  2. Stevens J.E., Walter G.A., Okereke E., Scarborough M.T., Esterhai J.L., . . . George SZ. (2004) Muscle adaptations with immobilization and rehabilitation after ankle fracture. Medicine and Science in Sports and Exercise. 36(10):1695–701.
  3. Wall, B.T., Snijders, T., Senden, J.M., Ottenbros, C.L., Gijsen, A.P., Verdijk, L.B., & van Loon, L. (2013). Disuse impairs the muscle protein synthetic response to protein ingestion in healthy men. The Journal of Clinical Endocrinology & Metabolism, 98, 4872–4881.
  4. Arnold M and Barbul A. (2006). Nutrition and wound healing.  Plast Reconst Surg. 117:42S-58S.
  5. Phillips SM and Van Loon LJ. (2011) Dietary protein for athletes: from requirements to optimum adaptation. Journal of Sports Science. 29 Suppl 1:S29-38.
  6. Tipton, KD. (2015). Nutritional Support for Exercise-Induced Injuries. Sports Medicine. Supplement 1. Volume 45m pp93-104.
  7. Gillen, JB., Trommelen J., Wardenaar, F.C., Brinkmans, N.Y., Versteegen, J.J., Jonvik, K.L., … van Loon, L.J. (2017). Dietary protein intake and distribution patterns of well-trained Dutch athletes. International Journal of Sport Nutrition and Exercise metabolism, 27, 105-114.
  8. Areta, J.L., Burke, L.M., Ross, M.L., Camera, D.M., West, D.W., Broad, E.M., . . . Coffey, V.G. (2013). Timing and distribution of protein ingestion during prolonged recovery from resistance exercise alters myofibrillar protein synthesis. The Journal of Physiology, 591, 2319–2331.
  9. Close GL, Sale, C., Baar, K, Bermon, S. (2019). Nutrition for the prevention and treatment of injuries in track and field athletes.

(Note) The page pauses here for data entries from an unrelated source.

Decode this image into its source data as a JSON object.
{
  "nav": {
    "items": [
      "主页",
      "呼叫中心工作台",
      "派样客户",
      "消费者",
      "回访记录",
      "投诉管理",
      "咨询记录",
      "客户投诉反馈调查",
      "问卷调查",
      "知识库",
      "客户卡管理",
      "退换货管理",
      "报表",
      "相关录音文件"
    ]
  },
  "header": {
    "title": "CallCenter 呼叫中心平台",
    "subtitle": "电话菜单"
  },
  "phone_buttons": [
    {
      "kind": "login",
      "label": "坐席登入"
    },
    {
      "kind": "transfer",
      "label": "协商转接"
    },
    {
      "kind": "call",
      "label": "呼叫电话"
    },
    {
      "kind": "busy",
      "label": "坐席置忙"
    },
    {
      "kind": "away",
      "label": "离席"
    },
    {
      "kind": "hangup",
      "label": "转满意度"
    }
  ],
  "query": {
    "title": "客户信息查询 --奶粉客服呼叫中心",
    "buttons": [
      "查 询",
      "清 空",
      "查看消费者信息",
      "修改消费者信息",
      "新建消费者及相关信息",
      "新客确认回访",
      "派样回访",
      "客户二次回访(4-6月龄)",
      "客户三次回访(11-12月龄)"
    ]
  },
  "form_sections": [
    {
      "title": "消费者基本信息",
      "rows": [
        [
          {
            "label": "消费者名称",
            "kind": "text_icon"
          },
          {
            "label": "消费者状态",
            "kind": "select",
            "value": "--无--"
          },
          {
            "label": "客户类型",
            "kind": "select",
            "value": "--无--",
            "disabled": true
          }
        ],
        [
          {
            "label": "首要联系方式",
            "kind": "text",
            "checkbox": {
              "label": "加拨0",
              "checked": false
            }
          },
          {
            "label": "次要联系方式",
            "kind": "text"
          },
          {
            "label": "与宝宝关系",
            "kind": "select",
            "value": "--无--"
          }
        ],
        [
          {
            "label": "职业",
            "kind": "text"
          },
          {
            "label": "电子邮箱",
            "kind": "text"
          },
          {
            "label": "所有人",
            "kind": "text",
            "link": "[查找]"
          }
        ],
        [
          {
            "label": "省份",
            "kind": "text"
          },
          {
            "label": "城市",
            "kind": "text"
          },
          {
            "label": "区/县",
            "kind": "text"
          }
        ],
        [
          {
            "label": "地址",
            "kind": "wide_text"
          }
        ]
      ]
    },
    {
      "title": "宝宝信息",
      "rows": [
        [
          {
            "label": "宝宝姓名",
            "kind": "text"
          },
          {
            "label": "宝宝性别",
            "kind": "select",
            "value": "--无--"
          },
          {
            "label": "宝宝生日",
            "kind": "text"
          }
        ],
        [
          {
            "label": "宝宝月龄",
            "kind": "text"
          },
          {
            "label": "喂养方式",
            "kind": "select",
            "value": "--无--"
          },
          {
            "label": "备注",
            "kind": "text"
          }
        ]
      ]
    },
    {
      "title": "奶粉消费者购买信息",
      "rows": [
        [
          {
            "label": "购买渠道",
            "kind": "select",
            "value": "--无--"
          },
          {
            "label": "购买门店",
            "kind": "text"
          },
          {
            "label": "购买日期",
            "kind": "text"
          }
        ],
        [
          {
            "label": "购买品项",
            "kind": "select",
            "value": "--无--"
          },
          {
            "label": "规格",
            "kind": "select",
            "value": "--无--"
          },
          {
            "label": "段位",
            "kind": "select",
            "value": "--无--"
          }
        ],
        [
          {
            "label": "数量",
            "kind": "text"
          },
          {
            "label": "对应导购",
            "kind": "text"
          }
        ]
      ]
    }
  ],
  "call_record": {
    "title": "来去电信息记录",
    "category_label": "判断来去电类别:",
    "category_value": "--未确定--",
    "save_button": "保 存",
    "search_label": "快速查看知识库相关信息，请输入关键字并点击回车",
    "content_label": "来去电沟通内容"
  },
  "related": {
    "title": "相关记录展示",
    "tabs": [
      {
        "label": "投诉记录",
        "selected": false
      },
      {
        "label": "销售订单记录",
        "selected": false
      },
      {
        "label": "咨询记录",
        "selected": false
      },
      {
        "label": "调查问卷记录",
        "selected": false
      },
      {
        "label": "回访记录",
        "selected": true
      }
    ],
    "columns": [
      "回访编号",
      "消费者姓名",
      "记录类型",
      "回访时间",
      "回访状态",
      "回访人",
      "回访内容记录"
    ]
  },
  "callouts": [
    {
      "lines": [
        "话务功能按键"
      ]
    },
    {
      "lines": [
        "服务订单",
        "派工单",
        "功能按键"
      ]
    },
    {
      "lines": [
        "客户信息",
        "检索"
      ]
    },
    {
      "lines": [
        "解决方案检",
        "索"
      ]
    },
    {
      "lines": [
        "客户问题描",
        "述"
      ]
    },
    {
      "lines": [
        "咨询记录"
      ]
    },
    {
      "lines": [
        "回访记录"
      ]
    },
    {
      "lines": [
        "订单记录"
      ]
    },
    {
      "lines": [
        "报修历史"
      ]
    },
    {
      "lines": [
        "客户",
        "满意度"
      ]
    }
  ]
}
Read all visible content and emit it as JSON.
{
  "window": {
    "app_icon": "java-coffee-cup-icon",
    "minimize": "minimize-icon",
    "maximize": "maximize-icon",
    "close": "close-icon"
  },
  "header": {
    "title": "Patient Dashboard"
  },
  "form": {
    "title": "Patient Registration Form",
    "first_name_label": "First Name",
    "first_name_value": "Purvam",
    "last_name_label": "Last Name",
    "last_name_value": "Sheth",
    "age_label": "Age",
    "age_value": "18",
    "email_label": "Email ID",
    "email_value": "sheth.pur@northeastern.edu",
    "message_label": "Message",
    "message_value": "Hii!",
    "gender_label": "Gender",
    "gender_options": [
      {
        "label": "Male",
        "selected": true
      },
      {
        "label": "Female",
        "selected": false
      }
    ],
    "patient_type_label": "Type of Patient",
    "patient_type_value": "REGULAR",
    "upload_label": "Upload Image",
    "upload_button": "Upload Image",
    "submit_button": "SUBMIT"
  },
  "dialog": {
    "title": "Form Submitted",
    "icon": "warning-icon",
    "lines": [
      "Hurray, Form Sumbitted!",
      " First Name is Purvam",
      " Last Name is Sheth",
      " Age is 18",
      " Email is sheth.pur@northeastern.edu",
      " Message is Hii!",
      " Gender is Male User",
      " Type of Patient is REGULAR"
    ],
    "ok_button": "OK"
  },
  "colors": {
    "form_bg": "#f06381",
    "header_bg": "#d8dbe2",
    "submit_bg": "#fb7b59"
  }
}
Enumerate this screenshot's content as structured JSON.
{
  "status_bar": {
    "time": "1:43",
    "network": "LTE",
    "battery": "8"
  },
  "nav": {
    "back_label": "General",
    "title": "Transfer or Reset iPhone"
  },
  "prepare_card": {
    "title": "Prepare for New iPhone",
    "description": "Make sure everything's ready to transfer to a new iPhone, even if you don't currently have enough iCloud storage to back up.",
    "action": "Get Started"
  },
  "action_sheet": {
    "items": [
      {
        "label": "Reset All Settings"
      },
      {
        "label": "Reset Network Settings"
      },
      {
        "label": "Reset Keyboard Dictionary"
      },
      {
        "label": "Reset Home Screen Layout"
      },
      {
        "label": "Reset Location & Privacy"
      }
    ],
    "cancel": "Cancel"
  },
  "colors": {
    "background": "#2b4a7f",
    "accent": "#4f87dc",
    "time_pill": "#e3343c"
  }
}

International Journal of Sport Nutrition and Exercise metabolism (ahead of print).s
  10. Macnaughton, L.S., Wardle, S.L., Witard, O.C., McGlory, C., Hamilton, D.L., Jeromson, S., … Tipton, K.D. (2016). The response of muscle protein synthesis following whole-body resistance exercise is greater following 40 g than 20 g of ingested whey protein. Physiological Reports, 4(15), e12893.
  11. Rogerson, D. (2017). Vegan diets: practical advice for athletes and exercisers. J Int Soc Sports Sci.
  12. Morton et al. (2014) Case Study: Muscle Atrophy and Hypertrophy in a Premier League Soccer Player During Rehabilitation From ACL Injury. International Journal of Sport Nutrition and Exercise Metabolism. 24, 543-552
  13. Venkatraman J.R. and Pendergast D.R. (2002). Effect of dietary intake on immune function in athletes. Sports Medicine. 32(5):323-37.